Look at the claim on its Web site. "You've seen the ads splashed across media. You've heard Shah Rukh, Hrithik and Sachin. Exciting and innovative things are set to happen in the investment bazaar, as these revolutionary new FMFG products herald the next generation of financial services available to consumers. Productised and packaged, available 'off the shelf' at convenient locations across the country, these services are driven by a simple philosophy - 'life means more'. Add to this the firm belief that finance can be fun, and you've got the secret to what makes them special. Designed to address specific needs across a wide spectrum, these boxed products are backed by state-of-the-art infrastructure and the latest CRM technologies. And of course, the financial expertise and strong credentials of Home Trade."

'Productised', 'boxed products'- what on earth does it mean in the absence of a specific service? Home Trade's executives spoke setting up 150 outlets in 15 cities (in a magazine interview), which would allow people to trade across multiple platforms, but in fact its Internet trading platform also never took off right until its recent suspension.

But it did not matter. Home Trade was not focused on earning revenues through product sales. It seemed focused entirely on continuously raising capital - in fact, the failed dot-com model.

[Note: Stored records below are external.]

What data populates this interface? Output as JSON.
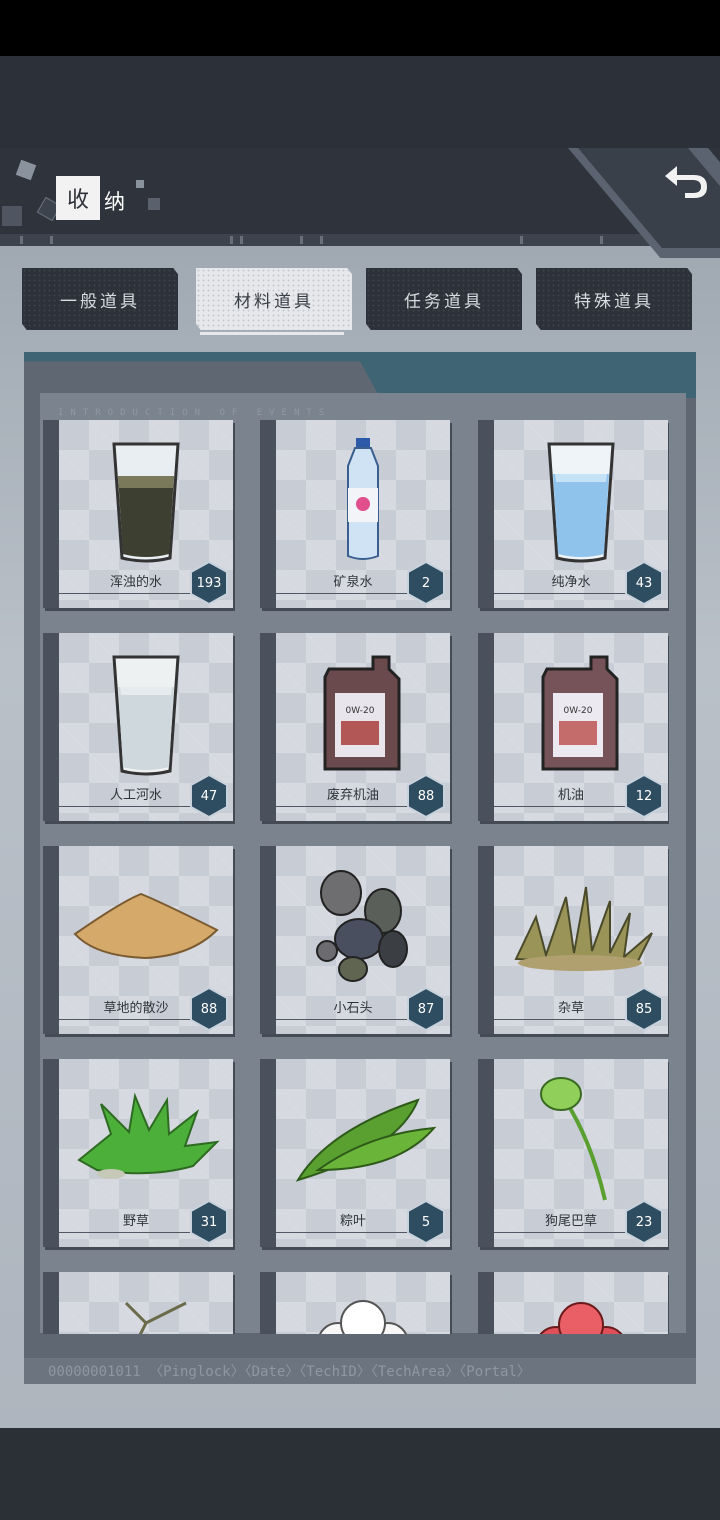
{
  "header": {
    "title_first": "收",
    "title_rest": "纳"
  },
  "tabs": [
    {
      "label": "一般道具",
      "active": false
    },
    {
      "label": "材料道具",
      "active": true
    },
    {
      "label": "任务道具",
      "active": false
    },
    {
      "label": "特殊道具",
      "active": false
    }
  ],
  "panel": {
    "intro": "INTRODUCTION OF EVENTS",
    "footer": "00000001011    〈Pinglock〉〈Date〉〈TechID〉〈TechArea〉〈Portal〉"
  },
  "items": [
    {
      "name": "浑浊的水",
      "count": "193",
      "icon": "muddy-water-glass-icon"
    },
    {
      "name": "矿泉水",
      "count": "2",
      "icon": "water-bottle-icon"
    },
    {
      "name": "纯净水",
      "count": "43",
      "icon": "pure-water-glass-icon"
    },
    {
      "name": "人工河水",
      "count": "47",
      "icon": "river-water-glass-icon"
    },
    {
      "name": "废弃机油",
      "count": "88",
      "icon": "waste-oil-jug-icon"
    },
    {
      "name": "机油",
      "count": "12",
      "icon": "engine-oil-jug-icon"
    },
    {
      "name": "草地的散沙",
      "count": "88",
      "icon": "sand-pile-icon"
    },
    {
      "name": "小石头",
      "count": "87",
      "icon": "pebbles-icon"
    },
    {
      "name": "杂草",
      "count": "85",
      "icon": "weed-icon"
    },
    {
      "name": "野草",
      "count": "31",
      "icon": "wild-grass-icon"
    },
    {
      "name": "粽叶",
      "count": "5",
      "icon": "bamboo-leaf-icon"
    },
    {
      "name": "狗尾巴草",
      "count": "23",
      "icon": "foxtail-grass-icon"
    },
    {
      "name": "",
      "count": "",
      "icon": "dry-herb-icon"
    },
    {
      "name": "",
      "count": "",
      "icon": "white-flower-icon"
    },
    {
      "name": "",
      "count": "",
      "icon": "red-flower-icon"
    }
  ],
  "colors": {
    "count_badge": "#2f4d61",
    "panel_accent": "#3f6574"
  }
}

Its ultimate aim was to tap retail investors through all that hype. Having ensured that its share price was kept at a high at the Bangalore Stock Exchange, it was lobbying to have its shares listed on the Bombay Stock Exchange and the National Stock Exchange. It had almost muscled its way into a BSE listing when its money began to run out sometime in April this year.

That is when the music finally stopped for Home Trade. What it was doing was to use its hyped up image to cover up its continuous borrowings and the illegal government securities trading through an equity broking membership. It was running a sort of Ponzi scheme with several co-operative banks.

By pretending to buy G-Secs and sending them for physical transfer, it used the money for a couple of months and then repeated the deal with another co-operative bank to repay the first.

Finally, things reached a standstill and it could no longer repay over Rs 125 crore to the Nagpur Co-operative Bank. Pretty soon it was clear that the Osmanabad Central Co-operative Bank, the Wardha Co-operative Bank and a couple of others from Pune and Ahmedabad too would face the same trouble. Now that the music has stopped, the hole in the co-operative banks' books could go up to as much as Rs 500 crore.

Securities industry sources say that some co-operative banks' authorities, in all probability, had actively colluded with some Home Trade executives in its shady game.

Today everybody is rushing off to file complaints against Home Trade. Not just the banks, but even auditors such as PricewaterhouseCoopers, which was happy to allow Home Trade's Web site claim that it ran its back office transactions, have filed a winding up petition against it.

Newspaper reports say that the celebrity trio, which lent Home Trade its credibility, have also not been paid their entire dues - nor has its advertising agency and its public relations company. Clearly, the sizzle and flash of the media hype has finally ended with unseemly little plop.


-- Sucheta Dalal



 



Recent Comments